(Component data from apps and pages)
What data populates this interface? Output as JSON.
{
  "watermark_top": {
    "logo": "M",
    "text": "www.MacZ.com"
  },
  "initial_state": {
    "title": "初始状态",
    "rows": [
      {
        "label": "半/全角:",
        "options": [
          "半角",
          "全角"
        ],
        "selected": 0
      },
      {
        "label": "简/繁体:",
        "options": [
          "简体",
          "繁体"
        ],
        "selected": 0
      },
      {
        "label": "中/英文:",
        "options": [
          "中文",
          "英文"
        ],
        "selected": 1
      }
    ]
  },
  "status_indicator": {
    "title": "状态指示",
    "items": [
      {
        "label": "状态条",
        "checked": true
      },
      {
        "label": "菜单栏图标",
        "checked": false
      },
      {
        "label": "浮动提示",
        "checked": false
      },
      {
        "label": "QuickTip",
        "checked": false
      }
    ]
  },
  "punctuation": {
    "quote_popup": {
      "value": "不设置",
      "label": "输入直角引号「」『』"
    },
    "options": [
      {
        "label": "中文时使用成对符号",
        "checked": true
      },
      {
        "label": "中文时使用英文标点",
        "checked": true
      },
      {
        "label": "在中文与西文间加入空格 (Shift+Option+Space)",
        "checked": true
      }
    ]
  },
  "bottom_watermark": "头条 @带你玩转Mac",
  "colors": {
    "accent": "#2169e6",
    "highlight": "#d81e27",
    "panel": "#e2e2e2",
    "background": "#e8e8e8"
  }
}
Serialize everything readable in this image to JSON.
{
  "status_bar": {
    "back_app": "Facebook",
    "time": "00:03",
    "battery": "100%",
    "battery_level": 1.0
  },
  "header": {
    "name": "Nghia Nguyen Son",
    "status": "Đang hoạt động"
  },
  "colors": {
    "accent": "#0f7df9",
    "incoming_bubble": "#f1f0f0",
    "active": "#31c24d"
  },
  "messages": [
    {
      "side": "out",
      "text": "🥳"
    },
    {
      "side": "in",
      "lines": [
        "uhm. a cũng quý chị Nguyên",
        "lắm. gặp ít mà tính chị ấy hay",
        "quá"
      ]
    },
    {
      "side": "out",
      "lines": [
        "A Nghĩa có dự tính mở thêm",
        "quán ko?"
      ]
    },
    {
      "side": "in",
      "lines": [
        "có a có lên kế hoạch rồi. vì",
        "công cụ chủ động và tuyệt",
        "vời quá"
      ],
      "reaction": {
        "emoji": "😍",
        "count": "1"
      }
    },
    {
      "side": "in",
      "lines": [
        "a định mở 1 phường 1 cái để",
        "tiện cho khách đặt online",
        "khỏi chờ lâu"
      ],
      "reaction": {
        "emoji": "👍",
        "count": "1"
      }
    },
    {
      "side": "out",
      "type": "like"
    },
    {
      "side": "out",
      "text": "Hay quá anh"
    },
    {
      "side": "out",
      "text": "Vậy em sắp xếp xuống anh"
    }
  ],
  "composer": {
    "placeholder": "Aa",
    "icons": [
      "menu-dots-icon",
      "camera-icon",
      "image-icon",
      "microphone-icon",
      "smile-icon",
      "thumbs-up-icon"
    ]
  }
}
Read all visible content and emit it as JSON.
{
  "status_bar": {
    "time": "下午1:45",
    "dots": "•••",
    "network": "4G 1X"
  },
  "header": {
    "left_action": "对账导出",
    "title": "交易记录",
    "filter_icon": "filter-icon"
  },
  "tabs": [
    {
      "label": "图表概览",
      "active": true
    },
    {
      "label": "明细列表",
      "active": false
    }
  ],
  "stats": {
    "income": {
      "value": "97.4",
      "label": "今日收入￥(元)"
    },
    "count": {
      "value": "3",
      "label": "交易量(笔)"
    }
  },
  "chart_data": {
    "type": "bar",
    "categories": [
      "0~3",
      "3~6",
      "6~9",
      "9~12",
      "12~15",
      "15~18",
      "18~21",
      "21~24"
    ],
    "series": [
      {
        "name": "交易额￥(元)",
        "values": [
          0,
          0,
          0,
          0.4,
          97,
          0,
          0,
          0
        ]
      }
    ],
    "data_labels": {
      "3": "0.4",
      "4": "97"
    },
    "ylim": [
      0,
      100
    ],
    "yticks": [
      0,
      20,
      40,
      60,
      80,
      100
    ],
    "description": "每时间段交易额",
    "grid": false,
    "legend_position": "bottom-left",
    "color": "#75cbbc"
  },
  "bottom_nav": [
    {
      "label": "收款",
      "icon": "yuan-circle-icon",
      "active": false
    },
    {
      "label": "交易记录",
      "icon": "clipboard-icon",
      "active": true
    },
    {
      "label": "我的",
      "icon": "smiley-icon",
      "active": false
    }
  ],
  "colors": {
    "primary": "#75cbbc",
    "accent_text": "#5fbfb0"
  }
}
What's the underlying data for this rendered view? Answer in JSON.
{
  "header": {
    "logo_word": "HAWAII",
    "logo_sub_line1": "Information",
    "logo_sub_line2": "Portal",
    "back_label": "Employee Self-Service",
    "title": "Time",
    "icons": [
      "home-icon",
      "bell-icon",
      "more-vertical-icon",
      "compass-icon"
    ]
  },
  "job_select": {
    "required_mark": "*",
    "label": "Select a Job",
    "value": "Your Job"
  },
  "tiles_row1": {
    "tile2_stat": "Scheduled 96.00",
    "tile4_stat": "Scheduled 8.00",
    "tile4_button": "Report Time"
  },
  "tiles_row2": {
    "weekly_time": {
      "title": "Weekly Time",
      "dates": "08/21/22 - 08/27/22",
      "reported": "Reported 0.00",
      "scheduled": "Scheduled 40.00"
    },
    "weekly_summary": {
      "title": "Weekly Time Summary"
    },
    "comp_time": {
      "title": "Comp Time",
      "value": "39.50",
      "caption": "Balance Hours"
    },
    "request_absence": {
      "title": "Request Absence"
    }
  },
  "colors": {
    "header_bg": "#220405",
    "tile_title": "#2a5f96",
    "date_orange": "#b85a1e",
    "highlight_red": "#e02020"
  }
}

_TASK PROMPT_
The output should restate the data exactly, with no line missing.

_SOLUTION_
What data populates this interface? Output as JSON.
{
  "watermark_top": {
    "logo": "M",
    "text": "www.MacZ.com"
  },
  "initial_state": {
    "title": "初始状态",
    "rows": [
      {
        "label": "半/全角:",
        "options": [
          "半角",
          "全角"
        ],
        "selected": 0
      },
      {
        "label": "简/繁体:",
        "options": [
          "简体",
          "繁体"
        ],
        "selected": 0
      },
      {
        "label": "中/英文:",
        "options": [
          "中文",
          "英文"
        ],
        "selected": 1
      }
    ]
  },
  "status_indicator": {
    "title": "状态指示",
    "items": [
      {
        "label": "状态条",
        "checked": true
      },
      {
        "label": "菜单栏图标",
        "checked": false
      },
      {
        "label": "浮动提示",
        "checked": false
      },
      {
        "label": "QuickTip",
        "checked": false
      }
    ]
  },
  "punctuation": {
    "quote_popup": {
      "value": "不设置",
      "label": "输入直角引号「」『』"
    },
    "options": [
      {
        "label": "中文时使用成对符号",
        "checked": true
      },
      {
        "label": "中文时使用英文标点",
        "checked": true
      },
      {
        "label": "在中文与西文间加入空格 (Shift+Option+Space)",
        "checked": true
      }
    ]
  },
  "bottom_watermark": "头条 @带你玩转Mac",
  "colors": {
    "accent": "#2169e6",
    "highlight": "#d81e27",
    "panel": "#e2e2e2",
    "background": "#e8e8e8"
  }
}
Serialize everything readable in this image to JSON.
{
  "status_bar": {
    "back_app": "Facebook",
    "time": "00:03",
    "battery": "100%",
    "battery_level": 1.0
  },
  "header": {
    "name": "Nghia Nguyen Son",
    "status": "Đang hoạt động"
  },
  "colors": {
    "accent": "#0f7df9",
    "incoming_bubble": "#f1f0f0",
    "active": "#31c24d"
  },
  "messages": [
    {
      "side": "out",
      "text": "🥳"
    },
    {
      "side": "in",
      "lines": [
        "uhm. a cũng quý chị Nguyên",
        "lắm. gặp ít mà tính chị ấy hay",
        "quá"
      ]
    },
    {
      "side": "out",
      "lines": [
        "A Nghĩa có dự tính mở thêm",
        "quán ko?"
      ]
    },
    {
      "side": "in",
      "lines": [
        "có a có lên kế hoạch rồi. vì",
        "công cụ chủ động và tuyệt",
        "vời quá"
      ],
      "reaction": {
        "emoji": "😍",
        "count": "1"
      }
    },
    {
      "side": "in",
      "lines": [
        "a định mở 1 phường 1 cái để",
        "tiện cho khách đặt online",
        "khỏi chờ lâu"
      ],
      "reaction": {
        "emoji": "👍",
        "count": "1"
      }
    },
    {
      "side": "out",
      "type": "like"
    },
    {
      "side": "out",
      "text": "Hay quá anh"
    },
    {
      "side": "out",
      "text": "Vậy em sắp xếp xuống anh"
    }
  ],
  "composer": {
    "placeholder": "Aa",
    "icons": [
      "menu-dots-icon",
      "camera-icon",
      "image-icon",
      "microphone-icon",
      "smile-icon",
      "thumbs-up-icon"
    ]
  }
}
Read all visible content and emit it as JSON.
{
  "status_bar": {
    "time": "下午1:45",
    "dots": "•••",
    "network": "4G 1X"
  },
  "header": {
    "left_action": "对账导出",
    "title": "交易记录",
    "filter_icon": "filter-icon"
  },
  "tabs": [
    {
      "label": "图表概览",
      "active": true
    },
    {
      "label": "明细列表",
      "active": false
    }
  ],
  "stats": {
    "income": {
      "value": "97.4",
      "label": "今日收入￥(元)"
    },
    "count": {
      "value": "3",
      "label": "交易量(笔)"
    }
  },
  "chart_data": {
    "type": "bar",
    "categories": [
      "0~3",
      "3~6",
      "6~9",
      "9~12",
      "12~15",
      "15~18",
      "18~21",
      "21~24"
    ],
    "series": [
      {
        "name": "交易额￥(元)",
        "values": [
          0,
          0,
          0,
          0.4,
          97,
          0,
          0,
          0
        ]
      }
    ],
    "data_labels": {
      "3": "0.4",
      "4": "97"
    },
    "ylim": [
      0,
      100
    ],
    "yticks": [
      0,
      20,
      40,
      60,
      80,
      100
    ],
    "description": "每时间段交易额",
    "grid": false,
    "legend_position": "bottom-left",
    "color": "#75cbbc"
  },
  "bottom_nav": [
    {
      "label": "收款",
      "icon": "yuan-circle-icon",
      "active": false
    },
    {
      "label": "交易记录",
      "icon": "clipboard-icon",
      "active": true
    },
    {
      "label": "我的",
      "icon": "smiley-icon",
      "active": false
    }
  ],
  "colors": {
    "primary": "#75cbbc",
    "accent_text": "#5fbfb0"
  }
}
What's the underlying data for this rendered view? Answer in JSON.
{
  "header": {
    "logo_word": "HAWAII",
    "logo_sub_line1": "Information",
    "logo_sub_line2": "Portal",
    "back_label": "Employee Self-Service",
    "title": "Time",
    "icons": [
      "home-icon",
      "bell-icon",
      "more-vertical-icon",
      "compass-icon"
    ]
  },
  "job_select": {
    "required_mark": "*",
    "label": "Select a Job",
    "value": "Your Job"
  },
  "tiles_row1": {
    "tile2_stat": "Scheduled 96.00",
    "tile4_stat": "Scheduled 8.00",
    "tile4_button": "Report Time"
  },
  "tiles_row2": {
    "weekly_time": {
      "title": "Weekly Time",
      "dates": "08/21/22 - 08/27/22",
      "reported": "Reported 0.00",
      "scheduled": "Scheduled 40.00"
    },
    "weekly_summary": {
      "title": "Weekly Time Summary"
    },
    "comp_time": {
      "title": "Comp Time",
      "value": "39.50",
      "caption": "Balance Hours"
    },
    "request_absence": {
      "title": "Request Absence"
    }
  },
  "colors": {
    "header_bg": "#220405",
    "tile_title": "#2a5f96",
    "date_orange": "#b85a1e",
    "highlight_red": "#e02020"
  }
}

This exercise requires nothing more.